[Task brief]: Word for word, write out all of the data below.

[Data shown]:
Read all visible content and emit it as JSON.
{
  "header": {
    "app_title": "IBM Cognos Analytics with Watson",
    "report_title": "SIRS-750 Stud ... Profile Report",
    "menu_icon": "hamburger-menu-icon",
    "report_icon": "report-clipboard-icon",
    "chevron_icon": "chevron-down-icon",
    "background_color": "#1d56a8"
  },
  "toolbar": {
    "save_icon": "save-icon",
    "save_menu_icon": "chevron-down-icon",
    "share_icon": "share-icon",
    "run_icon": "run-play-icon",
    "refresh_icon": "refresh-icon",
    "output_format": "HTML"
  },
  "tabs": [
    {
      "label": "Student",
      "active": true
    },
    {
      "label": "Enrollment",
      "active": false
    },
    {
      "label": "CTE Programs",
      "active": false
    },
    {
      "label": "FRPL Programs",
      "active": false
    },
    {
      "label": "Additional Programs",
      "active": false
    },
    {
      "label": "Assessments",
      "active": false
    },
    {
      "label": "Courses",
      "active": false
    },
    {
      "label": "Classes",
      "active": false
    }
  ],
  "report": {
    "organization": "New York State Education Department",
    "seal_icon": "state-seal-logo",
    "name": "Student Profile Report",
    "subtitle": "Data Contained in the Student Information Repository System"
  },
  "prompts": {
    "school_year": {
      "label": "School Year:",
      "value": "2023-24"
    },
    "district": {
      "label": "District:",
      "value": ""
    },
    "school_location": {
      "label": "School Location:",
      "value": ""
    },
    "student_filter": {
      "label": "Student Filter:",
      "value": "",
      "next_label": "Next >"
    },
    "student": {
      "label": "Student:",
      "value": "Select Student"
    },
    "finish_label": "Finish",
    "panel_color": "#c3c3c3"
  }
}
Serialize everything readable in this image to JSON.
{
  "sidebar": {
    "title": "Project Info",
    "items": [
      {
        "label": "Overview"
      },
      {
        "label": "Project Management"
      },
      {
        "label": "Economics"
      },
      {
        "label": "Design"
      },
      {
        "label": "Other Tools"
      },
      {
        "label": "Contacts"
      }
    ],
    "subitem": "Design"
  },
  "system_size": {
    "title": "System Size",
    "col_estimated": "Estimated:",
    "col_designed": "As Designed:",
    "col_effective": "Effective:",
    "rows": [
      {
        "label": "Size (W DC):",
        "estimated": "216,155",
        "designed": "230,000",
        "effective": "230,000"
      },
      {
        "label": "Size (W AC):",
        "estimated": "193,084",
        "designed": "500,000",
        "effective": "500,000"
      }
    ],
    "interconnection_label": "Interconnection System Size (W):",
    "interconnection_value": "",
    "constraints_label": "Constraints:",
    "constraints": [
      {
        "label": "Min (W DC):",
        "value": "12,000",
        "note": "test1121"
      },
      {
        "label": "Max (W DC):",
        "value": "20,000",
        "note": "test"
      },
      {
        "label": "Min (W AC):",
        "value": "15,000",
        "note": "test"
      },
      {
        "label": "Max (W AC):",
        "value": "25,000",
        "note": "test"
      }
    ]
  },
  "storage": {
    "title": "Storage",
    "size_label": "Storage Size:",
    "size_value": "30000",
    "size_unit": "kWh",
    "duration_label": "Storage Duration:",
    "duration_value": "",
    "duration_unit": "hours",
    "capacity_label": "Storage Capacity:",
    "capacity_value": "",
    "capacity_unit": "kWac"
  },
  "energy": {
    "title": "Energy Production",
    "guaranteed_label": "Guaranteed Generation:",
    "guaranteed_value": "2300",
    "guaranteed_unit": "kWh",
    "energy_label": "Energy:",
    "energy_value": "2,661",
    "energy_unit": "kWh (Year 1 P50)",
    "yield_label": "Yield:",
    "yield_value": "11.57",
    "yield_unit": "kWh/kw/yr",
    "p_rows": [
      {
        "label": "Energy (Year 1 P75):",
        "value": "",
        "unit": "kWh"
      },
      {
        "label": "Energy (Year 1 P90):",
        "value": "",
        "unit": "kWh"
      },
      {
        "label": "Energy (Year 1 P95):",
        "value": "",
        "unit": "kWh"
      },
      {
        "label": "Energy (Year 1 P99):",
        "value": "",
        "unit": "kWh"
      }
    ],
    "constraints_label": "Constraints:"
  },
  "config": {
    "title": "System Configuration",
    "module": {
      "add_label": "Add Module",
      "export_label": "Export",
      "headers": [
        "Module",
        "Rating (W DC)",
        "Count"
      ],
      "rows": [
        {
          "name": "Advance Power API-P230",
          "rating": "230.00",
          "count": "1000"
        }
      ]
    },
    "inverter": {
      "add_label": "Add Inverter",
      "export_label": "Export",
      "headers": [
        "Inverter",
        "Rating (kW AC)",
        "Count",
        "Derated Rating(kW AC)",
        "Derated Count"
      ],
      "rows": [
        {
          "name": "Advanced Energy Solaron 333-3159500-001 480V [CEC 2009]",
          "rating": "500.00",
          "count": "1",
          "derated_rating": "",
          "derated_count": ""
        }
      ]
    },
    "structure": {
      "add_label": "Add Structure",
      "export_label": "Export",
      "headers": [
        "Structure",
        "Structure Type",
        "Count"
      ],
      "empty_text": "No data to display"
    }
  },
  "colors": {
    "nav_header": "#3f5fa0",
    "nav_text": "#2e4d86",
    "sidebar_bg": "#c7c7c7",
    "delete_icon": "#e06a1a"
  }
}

[Result of the exercise]:
Read all visible content and emit it as JSON.
{
  "header": {
    "app_title": "IBM Cognos Analytics with Watson",
    "report_title": "SIRS-750 Stud ... Profile Report",
    "menu_icon": "hamburger-menu-icon",
    "report_icon": "report-clipboard-icon",
    "chevron_icon": "chevron-down-icon",
    "background_color": "#1d56a8"
  },
  "toolbar": {
    "save_icon": "save-icon",
    "save_menu_icon": "chevron-down-icon",
    "share_icon": "share-icon",
    "run_icon": "run-play-icon",
    "refresh_icon": "refresh-icon",
    "output_format": "HTML"
  },
  "tabs": [
    {
      "label": "Student",
      "active": true
    },
    {
      "label": "Enrollment",
      "active": false
    },
    {
      "label": "CTE Programs",
      "active": false
    },
    {
      "label": "FRPL Programs",
      "active": false
    },
    {
      "label": "Additional Programs",
      "active": false
    },
    {
      "label": "Assessments",
      "active": false
    },
    {
      "label": "Courses",
      "active": false
    },
    {
      "label": "Classes",
      "active": false
    }
  ],
  "report": {
    "organization": "New York State Education Department",
    "seal_icon": "state-seal-logo",
    "name": "Student Profile Report",
    "subtitle": "Data Contained in the Student Information Repository System"
  },
  "prompts": {
    "school_year": {
      "label": "School Year:",
      "value": "2023-24"
    },
    "district": {
      "label": "District:",
      "value": ""
    },
    "school_location": {
      "label": "School Location:",
      "value": ""
    },
    "student_filter": {
      "label": "Student Filter:",
      "value": "",
      "next_label": "Next >"
    },
    "student": {
      "label": "Student:",
      "value": "Select Student"
    },
    "finish_label": "Finish",
    "panel_color": "#c3c3c3"
  }
}
Serialize everything readable in this image to JSON.
{
  "sidebar": {
    "title": "Project Info",
    "items": [
      {
        "label": "Overview"
      },
      {
        "label": "Project Management"
      },
      {
        "label": "Economics"
      },
      {
        "label": "Design"
      },
      {
        "label": "Other Tools"
      },
      {
        "label": "Contacts"
      }
    ],
    "subitem": "Design"
  },
  "system_size": {
    "title": "System Size",
    "col_estimated": "Estimated:",
    "col_designed": "As Designed:",
    "col_effective": "Effective:",
    "rows": [
      {
        "label": "Size (W DC):",
        "estimated": "216,155",
        "designed": "230,000",
        "effective": "230,000"
      },
      {
        "label": "Size (W AC):",
        "estimated": "193,084",
        "designed": "500,000",
        "effective": "500,000"
      }
    ],
    "interconnection_label": "Interconnection System Size (W):",
    "interconnection_value": "",
    "constraints_label": "Constraints:",
    "constraints": [
      {
        "label": "Min (W DC):",
        "value": "12,000",
        "note": "test1121"
      },
      {
        "label": "Max (W DC):",
        "value": "20,000",
        "note": "test"
      },
      {
        "label": "Min (W AC):",
        "value": "15,000",
        "note": "test"
      },
      {
        "label": "Max (W AC):",
        "value": "25,000",
        "note": "test"
      }
    ]
  },
  "storage": {
    "title": "Storage",
    "size_label": "Storage Size:",
    "size_value": "30000",
    "size_unit": "kWh",
    "duration_label": "Storage Duration:",
    "duration_value": "",
    "duration_unit": "hours",
    "capacity_label": "Storage Capacity:",
    "capacity_value": "",
    "capacity_unit": "kWac"
  },
  "energy": {
    "title": "Energy Production",
    "guaranteed_label": "Guaranteed Generation:",
    "guaranteed_value": "2300",
    "guaranteed_unit": "kWh",
    "energy_label": "Energy:",
    "energy_value": "2,661",
    "energy_unit": "kWh (Year 1 P50)",
    "yield_label": "Yield:",
    "yield_value": "11.57",
    "yield_unit": "kWh/kw/yr",
    "p_rows": [
      {
        "label": "Energy (Year 1 P75):",
        "value": "",
        "unit": "kWh"
      },
      {
        "label": "Energy (Year 1 P90):",
        "value": "",
        "unit": "kWh"
      },
      {
        "label": "Energy (Year 1 P95):",
        "value": "",
        "unit": "kWh"
      },
      {
        "label": "Energy (Year 1 P99):",
        "value": "",
        "unit": "kWh"
      }
    ],
    "constraints_label": "Constraints:"
  },
  "config": {
    "title": "System Configuration",
    "module": {
      "add_label": "Add Module",
      "export_label": "Export",
      "headers": [
        "Module",
        "Rating (W DC)",
        "Count"
      ],
      "rows": [
        {
          "name": "Advance Power API-P230",
          "rating": "230.00",
          "count": "1000"
        }
      ]
    },
    "inverter": {
      "add_label": "Add Inverter",
      "export_label": "Export",
      "headers": [
        "Inverter",
        "Rating (kW AC)",
        "Count",
        "Derated Rating(kW AC)",
        "Derated Count"
      ],
      "rows": [
        {
          "name": "Advanced Energy Solaron 333-3159500-001 480V [CEC 2009]",
          "rating": "500.00",
          "count": "1",
          "derated_rating": "",
          "derated_count": ""
        }
      ]
    },
    "structure": {
      "add_label": "Add Structure",
      "export_label": "Export",
      "headers": [
        "Structure",
        "Structure Type",
        "Count"
      ],
      "empty_text": "No data to display"
    }
  },
  "colors": {
    "nav_header": "#3f5fa0",
    "nav_text": "#2e4d86",
    "sidebar_bg": "#c7c7c7",
    "delete_icon": "#e06a1a"
  }
}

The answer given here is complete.